Consuming for Happiness

In celebration of the annual Buy Nothing Day, here's a video from a UK site, Bonfire of the Brands. Rampant consumerism and excess energy use are inseparable twins joined at the hip.

A quote from the site:

Non-essential consumption is a root cause of the situation we find ourselves in today - the environment, the economy and popular culture are all affected by the drive towards consumer growth.

Are you a good consumer? This video will help you decide.

Wednesday, November 26, 2008

Consuming Less as a Way of Life

Living on Less

Energy use and prodigious consumption go together, as anyone living in America--in the most consumer-focused society in the history of the planet--is keenly aware (but often oblivous to the consequences). Jim Merkel, an engineer living in a small town in Vermont made the transition from (as he describes it) a jet-set military salesman who voted for Reagan to a bleeding-heart pacifist, eco-veggie-head-hooligan. Along the way, he dramatically simplified his life, shedding many of his "toys", and figured out how to live comfortably on 5,000 USD a year.

The story of Merkel's amazing transformation, which recently appeared in the Times Argus, is especially timely as many of us are trying to figure out how to cope with the current economic downturn.

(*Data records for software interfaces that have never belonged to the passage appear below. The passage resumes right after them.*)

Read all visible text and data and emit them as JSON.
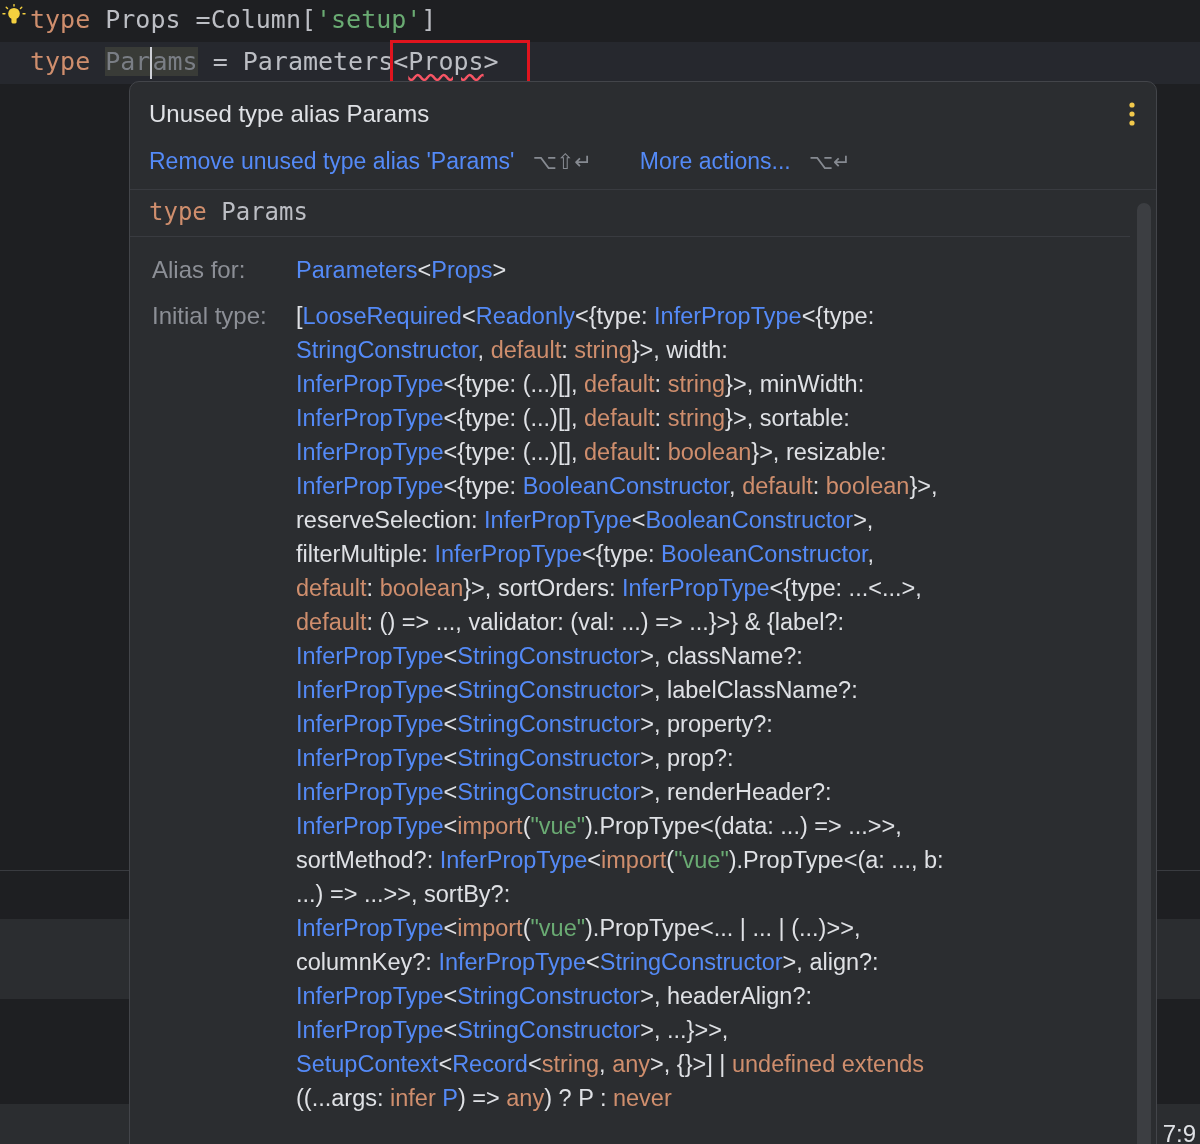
{
  "editor": {
    "lines": [
      {
        "current": false,
        "tokens": [
          {
            "kind": "keyword",
            "text": "type"
          },
          {
            "kind": "plain",
            "text": " Props =Column["
          },
          {
            "kind": "string",
            "text": "'setup'"
          },
          {
            "kind": "plain",
            "text": "]"
          }
        ]
      },
      {
        "current": true,
        "tokens": [
          {
            "kind": "keyword",
            "text": "type "
          },
          {
            "kind": "unused",
            "text": "Par",
            "caret": true
          },
          {
            "kind": "unused",
            "text": "ams"
          },
          {
            "kind": "plain",
            "text": " = Parameters"
          },
          {
            "kind": "annotated",
            "tokens": [
              {
                "kind": "plain",
                "text": "<"
              },
              {
                "kind": "error",
                "text": "Props"
              },
              {
                "kind": "plain",
                "text": ">"
              }
            ]
          }
        ]
      }
    ]
  },
  "popup": {
    "title": "Unused type alias Params",
    "actions": [
      {
        "label": "Remove unused type alias 'Params'",
        "shortcut": "⌥⇧↵"
      },
      {
        "label": "More actions...",
        "shortcut": "⌥↵"
      }
    ],
    "declaration": {
      "keyword": "type",
      "name": "Params"
    },
    "fields": [
      {
        "label": "Alias for:",
        "lines": [
          [
            {
              "kind": "type",
              "text": "Parameters"
            },
            {
              "kind": "plain",
              "text": "<"
            },
            {
              "kind": "type",
              "text": "Props"
            },
            {
              "kind": "plain",
              "text": ">"
            }
          ]
        ]
      },
      {
        "label": "Initial type:",
        "lines": [
          [
            {
              "kind": "plain",
              "text": "["
            },
            {
              "kind": "type",
              "text": "LooseRequired"
            },
            {
              "kind": "plain",
              "text": "<"
            },
            {
              "kind": "type",
              "text": "Readonly"
            },
            {
              "kind": "plain",
              "text": "<{type: "
            },
            {
              "kind": "type",
              "text": "InferPropType"
            },
            {
              "kind": "plain",
              "text": "<{type:"
            }
          ],
          [
            {
              "kind": "type",
              "text": "StringConstructor"
            },
            {
              "kind": "plain",
              "text": ", "
            },
            {
              "kind": "keyword",
              "text": "default"
            },
            {
              "kind": "plain",
              "text": ": "
            },
            {
              "kind": "keyword",
              "text": "string"
            },
            {
              "kind": "plain",
              "text": "}>, width:"
            }
          ],
          [
            {
              "kind": "type",
              "text": "InferPropType"
            },
            {
              "kind": "plain",
              "text": "<{type: (...)[], "
            },
            {
              "kind": "keyword",
              "text": "default"
            },
            {
              "kind": "plain",
              "text": ": "
            },
            {
              "kind": "keyword",
              "text": "string"
            },
            {
              "kind": "plain",
              "text": "}>, minWidth:"
            }
          ],
          [
            {
              "kind": "type",
              "text": "InferPropType"
            },
            {
              "kind": "plain",
              "text": "<{type: (...)[], "
            },
            {
              "kind": "keyword",
              "text": "default"
            },
            {
              "kind": "plain",
              "text": ": "
            },
            {
              "kind": "keyword",
              "text": "string"
            },
            {
              "kind": "plain",
              "text": "}>, sortable:"
            }
          ],
          [
            {
              "kind": "type",
              "text": "InferPropType"
            },
            {
              "kind": "plain",
              "text": "<{type: (...)[], "
            },
            {
              "kind": "keyword",
              "text": "default"
            },
            {
              "kind": "plain",
              "text": ": "
            },
            {
              "kind": "keyword",
              "text": "boolean"
            },
            {
              "kind": "plain",
              "text": "}>, resizable:"
            }
          ],
          [
            {
              "kind": "type",
              "text": "InferPropType"
            },
            {
              "kind": "plain",
              "text": "<{type: "
            },
            {
              "kind": "type",
              "text": "BooleanConstructor"
            },
            {
              "kind": "plain",
              "text": ", "
            },
            {
              "kind": "keyword",
              "text": "default"
            },
            {
              "kind": "plain",
              "text": ": "
            },
            {
              "kind": "keyword",
              "text": "boolean"
            },
            {
              "kind": "plain",
              "text": "}>,"
            }
          ],
          [
            {
              "kind": "plain",
              "text": "reserveSelection: "
            },
            {
              "kind": "type",
              "text": "InferPropType"
            },
            {
              "kind": "plain",
              "text": "<"
            },
            {
              "kind": "type",
              "text": "BooleanConstructor"
            },
            {
              "kind": "plain",
              "text": ">,"
            }
          ],
          [
            {
              "kind": "plain",
              "text": "filterMultiple: "
            },
            {
              "kind": "type",
              "text": "InferPropType"
            },
            {
              "kind": "plain",
              "text": "<{type: "
            },
            {
              "kind": "type",
              "text": "BooleanConstructor"
            },
            {
              "kind": "plain",
              "text": ","
            }
          ],
          [
            {
              "kind": "keyword",
              "text": "default"
            },
            {
              "kind": "plain",
              "text": ": "
            },
            {
              "kind": "keyword",
              "text": "boolean"
            },
            {
              "kind": "plain",
              "text": "}>, sortOrders: "
            },
            {
              "kind": "type",
              "text": "InferPropType"
            },
            {
              "kind": "plain",
              "text": "<{type: ...<...>,"
            }
          ],
          [
            {
              "kind": "keyword",
              "text": "default"
            },
            {
              "kind": "plain",
              "text": ": () => ..., validator: (val: ...) => ...}>} & {label?:"
            }
          ],
          [
            {
              "kind": "type",
              "text": "InferPropType"
            },
            {
              "kind": "plain",
              "text": "<"
            },
            {
              "kind": "type",
              "text": "StringConstructor"
            },
            {
              "kind": "plain",
              "text": ">, className?:"
            }
          ],
          [
            {
              "kind": "type",
              "text": "InferPropType"
            },
            {
              "kind": "plain",
              "text": "<"
            },
            {
              "kind": "type",
              "text": "StringConstructor"
            },
            {
              "kind": "plain",
              "text": ">, labelClassName?:"
            }
          ],
          [
            {
              "kind": "type",
              "text": "InferPropType"
            },
            {
              "kind": "plain",
              "text": "<"
            },
            {
              "kind": "type",
              "text": "StringConstructor"
            },
            {
              "kind": "plain",
              "text": ">, property?:"
            }
          ],
          [
            {
              "kind": "type",
              "text": "InferPropType"
            },
            {
              "kind": "plain",
              "text": "<"
            },
            {
              "kind": "type",
              "text": "StringConstructor"
            },
            {
              "kind": "plain",
              "text": ">, prop?:"
            }
          ],
          [
            {
              "kind": "type",
              "text": "InferPropType"
            },
            {
              "kind": "plain",
              "text": "<"
            },
            {
              "kind": "type",
              "text": "StringConstructor"
            },
            {
              "kind": "plain",
              "text": ">, renderHeader?:"
            }
          ],
          [
            {
              "kind": "type",
              "text": "InferPropType"
            },
            {
              "kind": "plain",
              "text": "<"
            },
            {
              "kind": "keyword",
              "text": "import"
            },
            {
              "kind": "plain",
              "text": "("
            },
            {
              "kind": "string",
              "text": "\"vue\""
            },
            {
              "kind": "plain",
              "text": ").PropType<(data: ...) => ...>>,"
            }
          ],
          [
            {
              "kind": "plain",
              "text": "sortMethod?: "
            },
            {
              "kind": "type",
              "text": "InferPropType"
            },
            {
              "kind": "plain",
              "text": "<"
            },
            {
              "kind": "keyword",
              "text": "import"
            },
            {
              "kind": "plain",
              "text": "("
            },
            {
              "kind": "string",
              "text": "\"vue\""
            },
            {
              "kind": "plain",
              "text": ").PropType<(a: ..., b:"
            }
          ],
          [
            {
              "kind": "plain",
              "text": "...) => ...>>, sortBy?:"
            }
          ],
          [
            {
              "kind": "type",
              "text": "InferPropType"
            },
            {
              "kind": "plain",
              "text": "<"
            },
            {
              "kind": "keyword",
              "text": "import"
            },
            {
              "kind": "plain",
              "text": "("
            },
            {
              "kind": "string",
              "text": "\"vue\""
            },
            {
              "kind": "plain",
              "text": ").PropType<... | ... | (...)>>,"
            }
          ],
          [
            {
              "kind": "plain",
              "text": "columnKey?: "
            },
            {
              "kind": "type",
              "text": "InferPropType"
            },
            {
              "kind": "plain",
              "text": "<"
            },
            {
              "kind": "type",
              "text": "StringConstructor"
            },
            {
              "kind": "plain",
              "text": ">, align?:"
            }
          ],
          [
            {
              "kind": "type",
              "text": "InferPropType"
            },
            {
              "kind": "plain",
              "text": "<"
            },
            {
              "kind": "type",
              "text": "StringConstructor"
            },
            {
              "kind": "plain",
              "text": ">, headerAlign?:"
            }
          ],
          [
            {
              "kind": "type",
              "text": "InferPropType"
            },
            {
              "kind": "plain",
              "text": "<"
            },
            {
              "kind": "type",
              "text": "StringConstructor"
            },
            {
              "kind": "plain",
              "text": ">, ...}>>,"
            }
          ],
          [
            {
              "kind": "type",
              "text": "SetupContext"
            },
            {
              "kind": "plain",
              "text": "<"
            },
            {
              "kind": "type",
              "text": "Record"
            },
            {
              "kind": "plain",
              "text": "<"
            },
            {
              "kind": "keyword",
              "text": "string"
            },
            {
              "kind": "plain",
              "text": ", "
            },
            {
              "kind": "keyword",
              "text": "any"
            },
            {
              "kind": "plain",
              "text": ">, {}>] | "
            },
            {
              "kind": "keyword",
              "text": "undefined extends"
            }
          ],
          [
            {
              "kind": "plain",
              "text": "((...args: "
            },
            {
              "kind": "keyword",
              "text": "infer "
            },
            {
              "kind": "type",
              "text": "P"
            },
            {
              "kind": "plain",
              "text": ") => "
            },
            {
              "kind": "keyword",
              "text": "any"
            },
            {
              "kind": "plain",
              "text": ") ? P : "
            },
            {
              "kind": "keyword",
              "text": "never"
            }
          ]
        ]
      }
    ]
  },
  "status_bar": {
    "position": "7:9"
  }
}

Times Argus staff writer, Kevin O'Conner, effectively paints a picture of Merkel's evolution from consumer to conserver, with many examples of the motivations behind adopting a simpler lifestyle, gleaned from a number of different cultures, including the Navajos. Ultimately, the lesson is pretty simple.

So what’s Merkel’s solution?

“The easiest is simply to take less.”

He also suggests “sharing” housing and transportation (“Share with another person and halve your impact; with four people, quarter the impact”) and “caring” for what you have, be it properly maintaining household items or supporting communities by producing and purchasing goods locally.

Farm stands and mom-and-pop stores are close, but aren’t supermarket prices cheaper?

“What you don’t pay over the counter you pay in taxes, dirty air, dead animals, polluted water, clear-cut forests, sweatshops and strip-mined lands,” Merkel writes in his book. “Small-scale bioregional producers, although their products might use less energy and materials and create less waste, don’t get big tax breaks and bailouts or discounted access to resources because they wield less political influence.”

More on Merkel's vision and the details of his simplified life on his Web site: The Global Living Project.

Friday, November 21, 2008

San Francisco as the Electric Car Capital

San Francisco Skyline
Originally uploaded by m.john16

What better place than San Francisco to become a showcase for electric vehicle use and green transportation? The State of California has allocated a billion dollars to establish the infrastructure, including numerous charging stations throughout the city, to encourage the shift away from fossil fuel use.

As related in an article in The Guardian:

Officials say the plans will put California on a footing with other countries leading the attempt to switch away from dependence on oil, such as Israel, Denmark and Australia.

"What happens in San Francisco and in Oakland and in San Jose results in what happens in California - and what happens in California affects what happens in the rest of the nation," said Jared Blumenfeld, director of San Francisco's department for the environment, who has helped make the city one of the greenest in the US.

Electric cars without charging stations are about as useful as fish on bicycles, so this move bodes well for California's transportation future.

Monday, November 17, 2008

Stuck in First Gear: The Big Three Automakers Seek Bailout

For years Ford, Chrysler, and GM have fought fuel efficiency standards and focused on high-profit trucks and SUVs. As their folly puts them all on the edge of bankruptcy, the question is inescapable: do they deserve a bailout? This video from the American News Project offers some insights into the roots of the problem.